---- Records for this exercise
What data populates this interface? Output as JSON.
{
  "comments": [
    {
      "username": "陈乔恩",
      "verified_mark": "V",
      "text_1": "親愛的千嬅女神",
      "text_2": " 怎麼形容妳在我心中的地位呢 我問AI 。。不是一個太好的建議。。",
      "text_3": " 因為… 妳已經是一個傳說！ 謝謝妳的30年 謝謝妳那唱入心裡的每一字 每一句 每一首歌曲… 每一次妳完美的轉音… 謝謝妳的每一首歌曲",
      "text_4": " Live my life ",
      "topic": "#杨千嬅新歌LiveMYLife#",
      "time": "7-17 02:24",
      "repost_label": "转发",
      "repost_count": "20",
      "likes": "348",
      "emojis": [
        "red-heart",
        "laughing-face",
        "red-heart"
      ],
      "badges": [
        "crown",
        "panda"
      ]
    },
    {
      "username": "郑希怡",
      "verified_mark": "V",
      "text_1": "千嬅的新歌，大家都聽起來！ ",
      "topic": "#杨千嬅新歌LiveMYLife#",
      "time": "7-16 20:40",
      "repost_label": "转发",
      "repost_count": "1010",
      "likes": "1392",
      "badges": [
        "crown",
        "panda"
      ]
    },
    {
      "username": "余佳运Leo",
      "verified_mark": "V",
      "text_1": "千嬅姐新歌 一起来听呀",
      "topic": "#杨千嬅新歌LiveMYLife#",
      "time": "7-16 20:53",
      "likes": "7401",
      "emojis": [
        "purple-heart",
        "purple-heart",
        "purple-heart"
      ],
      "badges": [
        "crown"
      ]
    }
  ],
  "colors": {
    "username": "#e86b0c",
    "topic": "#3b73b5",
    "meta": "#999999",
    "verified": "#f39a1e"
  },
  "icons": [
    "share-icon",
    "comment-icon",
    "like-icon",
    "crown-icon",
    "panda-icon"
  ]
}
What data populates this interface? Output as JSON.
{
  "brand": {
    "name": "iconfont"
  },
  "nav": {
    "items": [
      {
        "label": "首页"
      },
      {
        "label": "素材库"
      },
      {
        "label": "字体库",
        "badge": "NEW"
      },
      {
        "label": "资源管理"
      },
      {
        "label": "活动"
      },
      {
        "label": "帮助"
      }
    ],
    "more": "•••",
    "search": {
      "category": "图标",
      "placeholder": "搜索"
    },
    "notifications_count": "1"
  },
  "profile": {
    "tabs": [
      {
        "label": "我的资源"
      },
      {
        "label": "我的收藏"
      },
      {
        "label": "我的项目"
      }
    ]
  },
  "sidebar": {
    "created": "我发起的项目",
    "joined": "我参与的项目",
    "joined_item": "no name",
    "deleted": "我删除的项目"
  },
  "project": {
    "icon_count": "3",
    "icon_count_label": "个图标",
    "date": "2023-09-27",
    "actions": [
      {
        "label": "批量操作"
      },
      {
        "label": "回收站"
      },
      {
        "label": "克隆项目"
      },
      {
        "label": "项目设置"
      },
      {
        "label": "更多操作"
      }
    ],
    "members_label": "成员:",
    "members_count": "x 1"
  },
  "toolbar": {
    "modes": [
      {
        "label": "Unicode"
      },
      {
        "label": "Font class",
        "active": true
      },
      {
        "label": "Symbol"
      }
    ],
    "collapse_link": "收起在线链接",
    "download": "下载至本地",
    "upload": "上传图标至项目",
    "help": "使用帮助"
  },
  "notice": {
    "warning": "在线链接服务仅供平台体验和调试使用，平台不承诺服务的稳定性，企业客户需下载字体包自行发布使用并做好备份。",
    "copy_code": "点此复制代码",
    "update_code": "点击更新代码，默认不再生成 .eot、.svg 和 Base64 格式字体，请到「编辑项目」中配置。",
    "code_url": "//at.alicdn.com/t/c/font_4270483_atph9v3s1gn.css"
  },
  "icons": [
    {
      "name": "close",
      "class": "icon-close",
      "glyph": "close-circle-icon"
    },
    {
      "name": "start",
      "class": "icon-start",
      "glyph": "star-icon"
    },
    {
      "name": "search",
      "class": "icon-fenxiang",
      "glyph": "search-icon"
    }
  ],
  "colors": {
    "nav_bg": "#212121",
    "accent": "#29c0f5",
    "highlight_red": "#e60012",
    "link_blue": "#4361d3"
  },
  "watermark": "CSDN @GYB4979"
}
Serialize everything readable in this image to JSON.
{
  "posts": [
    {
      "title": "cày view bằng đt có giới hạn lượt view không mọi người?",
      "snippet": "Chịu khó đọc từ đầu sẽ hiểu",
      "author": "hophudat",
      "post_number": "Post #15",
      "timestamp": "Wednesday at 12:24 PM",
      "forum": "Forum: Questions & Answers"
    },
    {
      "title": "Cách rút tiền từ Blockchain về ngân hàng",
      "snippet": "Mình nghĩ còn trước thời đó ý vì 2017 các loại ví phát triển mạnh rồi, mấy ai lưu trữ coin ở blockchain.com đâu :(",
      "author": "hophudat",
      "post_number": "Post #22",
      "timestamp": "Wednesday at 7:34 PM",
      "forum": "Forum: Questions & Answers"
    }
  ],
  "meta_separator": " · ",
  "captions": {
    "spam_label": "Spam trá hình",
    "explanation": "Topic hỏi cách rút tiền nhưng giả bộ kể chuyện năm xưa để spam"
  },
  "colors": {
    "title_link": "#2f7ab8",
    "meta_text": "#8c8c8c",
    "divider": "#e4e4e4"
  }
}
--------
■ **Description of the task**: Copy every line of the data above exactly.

■ **Result**:
What data populates this interface? Output as JSON.
{
  "comments": [
    {
      "username": "陈乔恩",
      "verified_mark": "V",
      "text_1": "親愛的千嬅女神",
      "text_2": " 怎麼形容妳在我心中的地位呢 我問AI 。。不是一個太好的建議。。",
      "text_3": " 因為… 妳已經是一個傳說！ 謝謝妳的30年 謝謝妳那唱入心裡的每一字 每一句 每一首歌曲… 每一次妳完美的轉音… 謝謝妳的每一首歌曲",
      "text_4": " Live my life ",
      "topic": "#杨千嬅新歌LiveMYLife#",
      "time": "7-17 02:24",
      "repost_label": "转发",
      "repost_count": "20",
      "likes": "348",
      "emojis": [
        "red-heart",
        "laughing-face",
        "red-heart"
      ],
      "badges": [
        "crown",
        "panda"
      ]
    },
    {
      "username": "郑希怡",
      "verified_mark": "V",
      "text_1": "千嬅的新歌，大家都聽起來！ ",
      "topic": "#杨千嬅新歌LiveMYLife#",
      "time": "7-16 20:40",
      "repost_label": "转发",
      "repost_count": "1010",
      "likes": "1392",
      "badges": [
        "crown",
        "panda"
      ]
    },
    {
      "username": "余佳运Leo",
      "verified_mark": "V",
      "text_1": "千嬅姐新歌 一起来听呀",
      "topic": "#杨千嬅新歌LiveMYLife#",
      "time": "7-16 20:53",
      "likes": "7401",
      "emojis": [
        "purple-heart",
        "purple-heart",
        "purple-heart"
      ],
      "badges": [
        "crown"
      ]
    }
  ],
  "colors": {
    "username": "#e86b0c",
    "topic": "#3b73b5",
    "meta": "#999999",
    "verified": "#f39a1e"
  },
  "icons": [
    "share-icon",
    "comment-icon",
    "like-icon",
    "crown-icon",
    "panda-icon"
  ]
}
What data populates this interface? Output as JSON.
{
  "brand": {
    "name": "iconfont"
  },
  "nav": {
    "items": [
      {
        "label": "首页"
      },
      {
        "label": "素材库"
      },
      {
        "label": "字体库",
        "badge": "NEW"
      },
      {
        "label": "资源管理"
      },
      {
        "label": "活动"
      },
      {
        "label": "帮助"
      }
    ],
    "more": "•••",
    "search": {
      "category": "图标",
      "placeholder": "搜索"
    },
    "notifications_count": "1"
  },
  "profile": {
    "tabs": [
      {
        "label": "我的资源"
      },
      {
        "label": "我的收藏"
      },
      {
        "label": "我的项目"
      }
    ]
  },
  "sidebar": {
    "created": "我发起的项目",
    "joined": "我参与的项目",
    "joined_item": "no name",
    "deleted": "我删除的项目"
  },
  "project": {
    "icon_count": "3",
    "icon_count_label": "个图标",
    "date": "2023-09-27",
    "actions": [
      {
        "label": "批量操作"
      },
      {
        "label": "回收站"
      },
      {
        "label": "克隆项目"
      },
      {
        "label": "项目设置"
      },
      {
        "label": "更多操作"
      }
    ],
    "members_label": "成员:",
    "members_count": "x 1"
  },
  "toolbar": {
    "modes": [
      {
        "label": "Unicode"
      },
      {
        "label": "Font class",
        "active": true
      },
      {
        "label": "Symbol"
      }
    ],
    "collapse_link": "收起在线链接",
    "download": "下载至本地",
    "upload": "上传图标至项目",
    "help": "使用帮助"
  },
  "notice": {
    "warning": "在线链接服务仅供平台体验和调试使用，平台不承诺服务的稳定性，企业客户需下载字体包自行发布使用并做好备份。",
    "copy_code": "点此复制代码",
    "update_code": "点击更新代码，默认不再生成 .eot、.svg 和 Base64 格式字体，请到「编辑项目」中配置。",
    "code_url": "//at.alicdn.com/t/c/font_4270483_atph9v3s1gn.css"
  },
  "icons": [
    {
      "name": "close",
      "class": "icon-close",
      "glyph": "close-circle-icon"
    },
    {
      "name": "start",
      "class": "icon-start",
      "glyph": "star-icon"
    },
    {
      "name": "search",
      "class": "icon-fenxiang",
      "glyph": "search-icon"
    }
  ],
  "colors": {
    "nav_bg": "#212121",
    "accent": "#29c0f5",
    "highlight_red": "#e60012",
    "link_blue": "#4361d3"
  },
  "watermark": "CSDN @GYB4979"
}
Serialize everything readable in this image to JSON.
{
  "posts": [
    {
      "title": "cày view bằng đt có giới hạn lượt view không mọi người?",
      "snippet": "Chịu khó đọc từ đầu sẽ hiểu",
      "author": "hophudat",
      "post_number": "Post #15",
      "timestamp": "Wednesday at 12:24 PM",
      "forum": "Forum: Questions & Answers"
    },
    {
      "title": "Cách rút tiền từ Blockchain về ngân hàng",
      "snippet": "Mình nghĩ còn trước thời đó ý vì 2017 các loại ví phát triển mạnh rồi, mấy ai lưu trữ coin ở blockchain.com đâu :(",
      "author": "hophudat",
      "post_number": "Post #22",
      "timestamp": "Wednesday at 7:34 PM",
      "forum": "Forum: Questions & Answers"
    }
  ],
  "meta_separator": " · ",
  "captions": {
    "spam_label": "Spam trá hình",
    "explanation": "Topic hỏi cách rút tiền nhưng giả bộ kể chuyện năm xưa để spam"
  },
  "colors": {
    "title_link": "#2f7ab8",
    "meta_text": "#8c8c8c",
    "divider": "#e4e4e4"
  }
}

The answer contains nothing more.